nexus of computational and biology coming together. So shout out Polaris in Boston has been amazing.
Other funds [inaudible 00:33:42], the list goes on. Really amazing collaborative partnership that have
been invaluable. And yeah, amazing to have this kind of full capital turn its attention and focus here. Not
obvious, not easy, and immense gratitude. So thank you for that shout out. And also the governmental
organizations that are helping to fund. And also, Gerry, you didn't mention actually Animal Cancer
Foundation, did you? That you founded, sorry, you did. Do you want to say that? And then maybe in
conclusion as we reach our half hour, bring this conversation together that I hope is just the beginning
because there's so much we could say and I can't stop smiling just in terms of sheer gratitude for all of
this. Over to you, Gerry, to close out the session.
Dr. Gerry Post:
Thanks so much. And Len, I appreciate your thanking the investors. I'd also like to thank a group of
people and animals, and those are the pet parents and the pets. Because every pet that goes through
FidoCure helps cancer research, full stop. And that's just wonderful. The pet parents who work with
their veterinarians and the veterinary oncologists who enroll their dog in FidoCure, big shout out and a
big thank you to you, because we couldn't do this without you. In terms of Animal Cancer Foundation,
yes, I founded the organization back in 1999 for the express purpose of funding, very early stage

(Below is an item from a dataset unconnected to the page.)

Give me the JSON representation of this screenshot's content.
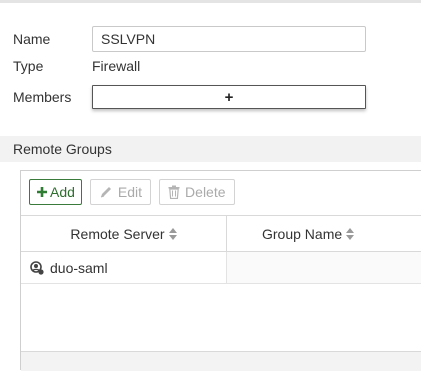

comparative oncology research. Because again, given my experience at the Animal Medical Center
during my residency, seeing work at Memorial Sloan Kettering as well as the Animal Medical Center,
really saw the power of comparative oncology. And my dream was every dog who went to see an
oncologist was really part of a clinical trial, is actually now happening through FidoCure in terms of the
data that they're generating.
Because I agree with you, Christina, the data is incredibly important. And I remember when I joined the
company, you said, ground up, that data is in our DNA as I think you put it. And so I guess I would close
also with a huge smile on my face because I really do believe that we are helping dogs, pet parents, and
cancer research. So a win, win, win scenario is just so difficult to achieve nowadays, and I'm so proud of
working with all of the fantastic people at FidoCure, the amazing advisors that you've put together. It's
just a joy every single day.
Thank you all with that gratitude and hope this was beneficial. And thank you all for your time and how